Melatonin use in children

For overtired parents who can’t seem to get their kids sleeping well consistently, the promise of a magic pill can be pretty enticing.

It seems that lately more and more doctors and parents are turning to melatonin as a band-aid for sleep issues with their children. I hear from moms all the time that they are giving their babies melatonin to help them fall asleep at night, and I have concerns about this.

Because there is not a general consensus about the safety of melatonin use in children among the medical community, I feel it is important that this issue be raised.

Here’s the deal: Melatonin is NOT a long-term solution to poor sleep habits. Healthy sleep habits need to be learned at a young age in order to set kids up for a lifetime of good sleep.

And while some studies have shown that melatonin can be helpful with autistic children or children with ADHD, most babies and children do not need melatonin; they need to be taught good, independent sleep skills.

Here’s why:  Melatonin is a hormone that is secreted by your brain and is present in every person’s body. According to the National Sleep Foundation, no other hormone is available in the United States without a prescription. Because melatonin is contained naturally in some foods, the U.S. Dietary Supplement Health and Education Act of 1994 allows it to be sold as a dietary supplement. These do not need to be approved by the Food and Drug Administration (FDA) or controlled in the same way as drugs.
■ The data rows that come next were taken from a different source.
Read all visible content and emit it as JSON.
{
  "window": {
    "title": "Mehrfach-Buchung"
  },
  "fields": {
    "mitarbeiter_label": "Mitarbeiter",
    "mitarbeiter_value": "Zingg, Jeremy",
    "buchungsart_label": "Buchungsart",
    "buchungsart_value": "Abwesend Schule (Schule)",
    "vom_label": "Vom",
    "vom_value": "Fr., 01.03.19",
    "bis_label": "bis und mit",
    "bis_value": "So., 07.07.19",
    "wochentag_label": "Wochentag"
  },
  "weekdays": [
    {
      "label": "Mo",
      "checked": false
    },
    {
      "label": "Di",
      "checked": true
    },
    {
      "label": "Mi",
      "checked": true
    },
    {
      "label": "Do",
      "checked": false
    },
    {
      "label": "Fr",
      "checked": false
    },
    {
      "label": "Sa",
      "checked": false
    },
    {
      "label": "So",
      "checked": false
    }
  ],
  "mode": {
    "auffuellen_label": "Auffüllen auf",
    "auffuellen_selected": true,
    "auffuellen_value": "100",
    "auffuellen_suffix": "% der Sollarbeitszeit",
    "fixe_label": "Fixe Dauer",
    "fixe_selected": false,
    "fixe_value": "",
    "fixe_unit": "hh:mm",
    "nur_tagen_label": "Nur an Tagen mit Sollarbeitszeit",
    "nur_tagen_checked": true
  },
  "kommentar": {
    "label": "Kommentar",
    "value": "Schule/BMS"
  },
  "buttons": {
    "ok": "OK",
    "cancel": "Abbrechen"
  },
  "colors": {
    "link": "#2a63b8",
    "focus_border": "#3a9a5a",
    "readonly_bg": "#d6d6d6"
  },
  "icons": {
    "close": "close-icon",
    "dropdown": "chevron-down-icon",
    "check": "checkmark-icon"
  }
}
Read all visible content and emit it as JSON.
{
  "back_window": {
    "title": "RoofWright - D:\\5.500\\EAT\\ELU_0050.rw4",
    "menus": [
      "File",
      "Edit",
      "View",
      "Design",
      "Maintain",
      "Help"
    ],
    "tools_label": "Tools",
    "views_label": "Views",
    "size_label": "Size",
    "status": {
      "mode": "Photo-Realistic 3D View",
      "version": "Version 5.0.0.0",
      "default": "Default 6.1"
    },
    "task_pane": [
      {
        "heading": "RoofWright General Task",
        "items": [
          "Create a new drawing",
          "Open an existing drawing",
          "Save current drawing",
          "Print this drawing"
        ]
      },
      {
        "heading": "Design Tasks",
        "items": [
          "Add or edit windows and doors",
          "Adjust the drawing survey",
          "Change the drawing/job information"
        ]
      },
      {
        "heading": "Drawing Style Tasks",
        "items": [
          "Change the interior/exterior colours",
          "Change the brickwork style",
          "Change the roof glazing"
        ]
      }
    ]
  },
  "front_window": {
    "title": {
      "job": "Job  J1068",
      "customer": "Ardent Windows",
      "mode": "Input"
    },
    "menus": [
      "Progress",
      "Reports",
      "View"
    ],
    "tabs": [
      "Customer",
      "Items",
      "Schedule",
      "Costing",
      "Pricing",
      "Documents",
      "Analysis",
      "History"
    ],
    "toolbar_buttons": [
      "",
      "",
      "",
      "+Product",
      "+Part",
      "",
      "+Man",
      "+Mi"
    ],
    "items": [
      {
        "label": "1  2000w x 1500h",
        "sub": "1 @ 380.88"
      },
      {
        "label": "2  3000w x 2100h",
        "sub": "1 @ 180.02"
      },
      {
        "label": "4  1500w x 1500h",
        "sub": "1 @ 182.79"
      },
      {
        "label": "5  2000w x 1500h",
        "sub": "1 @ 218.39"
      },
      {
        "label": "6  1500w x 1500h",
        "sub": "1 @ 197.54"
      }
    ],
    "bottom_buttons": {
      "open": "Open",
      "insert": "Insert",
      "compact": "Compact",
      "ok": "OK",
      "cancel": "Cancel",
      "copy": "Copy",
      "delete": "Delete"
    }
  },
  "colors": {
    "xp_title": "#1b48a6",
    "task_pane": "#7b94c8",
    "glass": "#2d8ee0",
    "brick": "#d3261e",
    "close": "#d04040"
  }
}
A Hartford Hospital toxicologist says, “it’s (melatonin) possibly thought to affect growth, and to affect sexual development and puberty.” Other side effects can include headaches, drowsiness and stomach ache.

According to the National Institutes of Health, “Melatonin should not be used in most children. It is possibly unsafe. Because of its effects on other hormones, melatonin might interfere with development.”

Dr. Judith Owens, director of the Sleep Center at Boston Children’s Hospital, says “there are ongoing concerns based on studies in animals showing melatonin can affect puberty-related hormones. While there is very little evidence to suggest this is true in humans, the reality is no long-term clinical trials (which would settle the question) have yet been conducted.”

She went on to say that melatonin use should be avoided in children under the age of 3 and that it “should never substitute for healthy sleep practices: a regular, age-appropriate and consistent bedtime and bedtime routine, no caffeine, and no electronics/screens before bedtime.”

Read more about the questions associated with melatonin use in children in this 2015 article from US News & World Report, “More Parents Are Giving Kids Melatonin to Sleep. Is It Safe?” and in this 2015 Huffington Post blog from Dr. Wendy Swanson, "Using Melatonin to Help Children Fall Asleep". These articles are just a couple of the many examples of what you would find online. Feel free to do your own research as there is quite of bit of information out there to consider.

If this information concerns you as it did me, there are many ways that you can help your little love sleep well through the night without supplements. As a mom, I just don’t think it’s worth the risk when other options are available.